(DATA SUPPLIED begins)

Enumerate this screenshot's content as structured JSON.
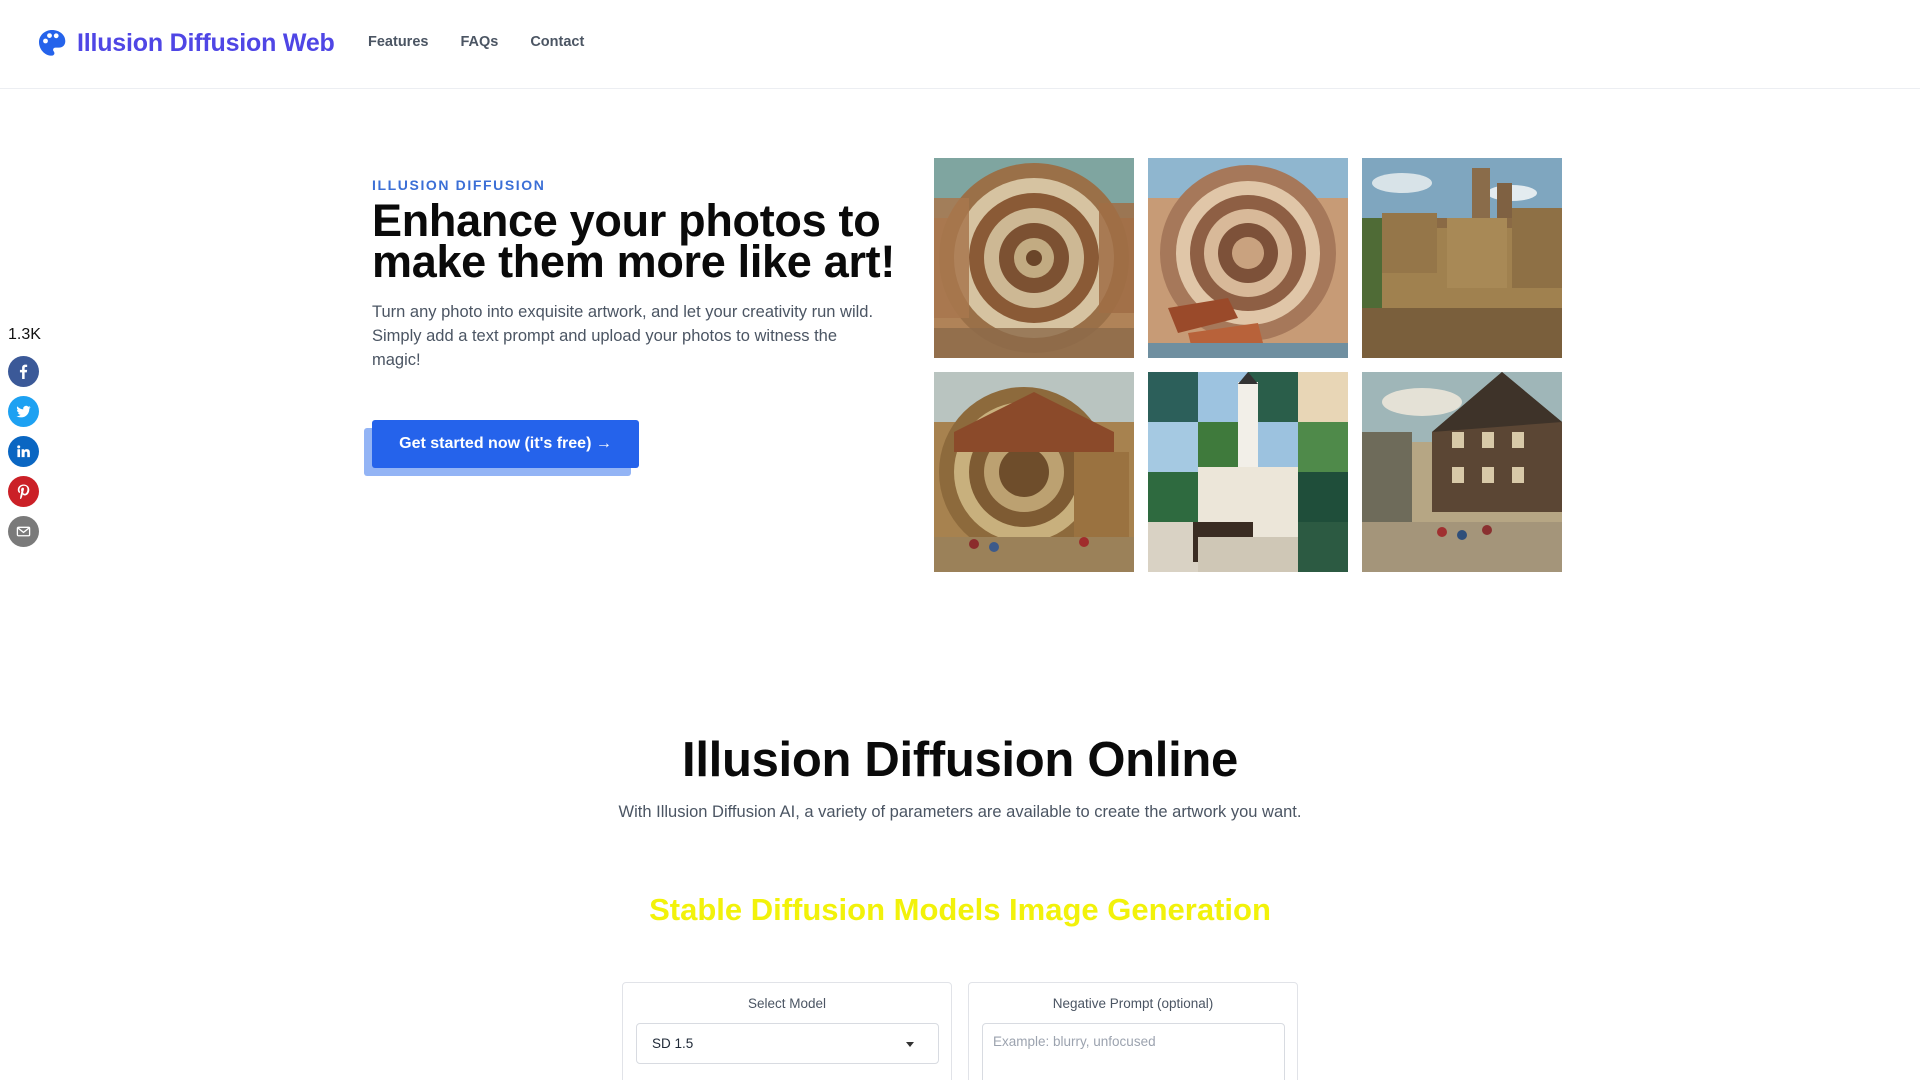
{
  "header": {
    "logo_text": "Illusion Diffusion Web",
    "logo_icon": "palette-icon",
    "brand_color": "#4f46e5",
    "nav": [
      {
        "label": "Features"
      },
      {
        "label": "FAQs"
      },
      {
        "label": "Contact"
      }
    ]
  },
  "social": {
    "share_count": "1.3K",
    "buttons": [
      {
        "icon": "facebook-icon",
        "color": "#3b5998"
      },
      {
        "icon": "twitter-icon",
        "color": "#1da1f2"
      },
      {
        "icon": "linkedin-icon",
        "color": "#0a66c2"
      },
      {
        "icon": "pinterest-icon",
        "color": "#cb2027"
      },
      {
        "icon": "email-icon",
        "color": "#7a7a7a"
      }
    ]
  },
  "hero": {
    "eyebrow": "ILLUSION DIFFUSION",
    "title": "Enhance your photos to make them more like art!",
    "subtitle": "Turn any photo into exquisite artwork, and let your creativity run wild. Simply add a text prompt and upload your photos to witness the magic!",
    "cta_label": "Get started now (it's free) →",
    "cta_color": "#2563eb"
  },
  "online_section": {
    "title": "Illusion Diffusion Online",
    "subtitle": "With Illusion Diffusion AI, a variety of parameters are available to create the artwork you want.",
    "generator_heading": "Stable Diffusion Models Image Generation",
    "generator_heading_color": "#f2f20a"
  },
  "form": {
    "model_label": "Select Model",
    "model_value": "SD 1.5",
    "negative_label": "Negative Prompt (optional)",
    "negative_placeholder": "Example: blurry, unfocused"
  }
}
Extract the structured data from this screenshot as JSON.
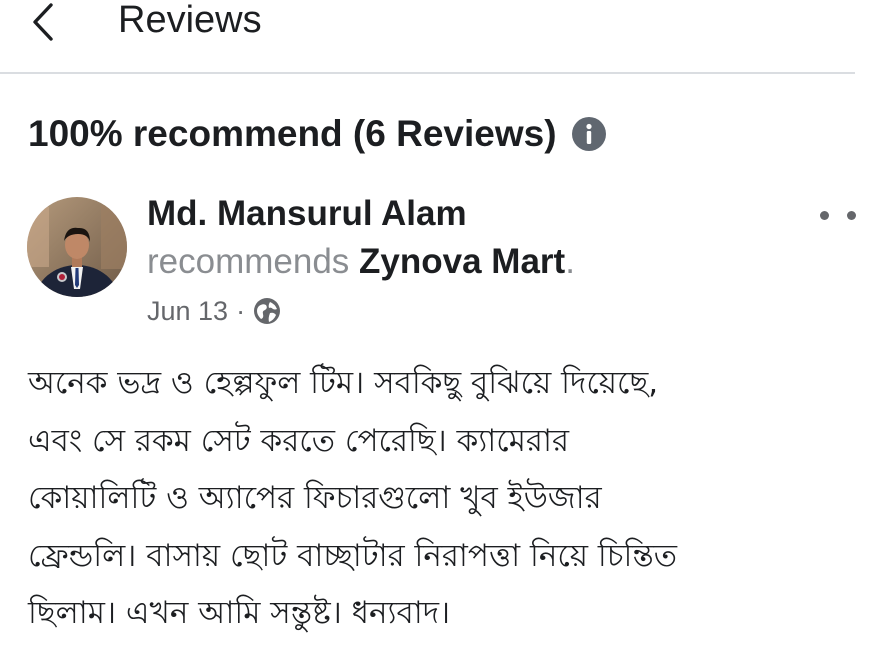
{
  "header": {
    "back_icon": "chevron-left-icon",
    "title": "Reviews"
  },
  "summary": {
    "text": "100% recommend (6 Reviews)",
    "info_icon": "info-icon"
  },
  "review": {
    "reviewer_name": "Md. Mansurul Alam",
    "action_text": "recommends",
    "page_name": "Zynova Mart",
    "action_suffix": ".",
    "date": "Jun 13",
    "separator": "·",
    "privacy_icon": "globe-icon",
    "more_icon": "more-options-icon",
    "lines": [
      "অনেক ভদ্র ও হেল্পফুল টিম। সবকিছু বুঝিয়ে দিয়েছে,",
      "এবং সে রকম সেট করতে পেরেছি। ক্যামেরার",
      "কোয়ালিটি ও অ্যাপের ফিচারগুলো খুব ইউজার",
      "ফ্রেন্ডলি। বাসায় ছোট বাচ্ছাটার নিরাপত্তা নিয়ে চিন্তিত",
      "ছিলাম। এখন আমি সন্তুষ্ট। ধন্যবাদ।"
    ]
  },
  "colors": {
    "text_primary": "#1c1e21",
    "text_secondary": "#8a8d91",
    "meta_gray": "#65676b",
    "divider": "#dadde1"
  }
}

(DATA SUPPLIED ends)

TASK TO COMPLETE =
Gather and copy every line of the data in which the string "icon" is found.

RESULT =
    "logo_icon": "palette-icon",
        "icon": "facebook-icon",
        "icon": "twitter-icon",
        "icon": "linkedin-icon",
        "icon": "pinterest-icon",
        "icon": "email-icon",
    "back_icon": "chevron-left-icon",
    "info_icon": "info-icon"
    "privacy_icon": "globe-icon",
    "more_icon": "more-options-icon",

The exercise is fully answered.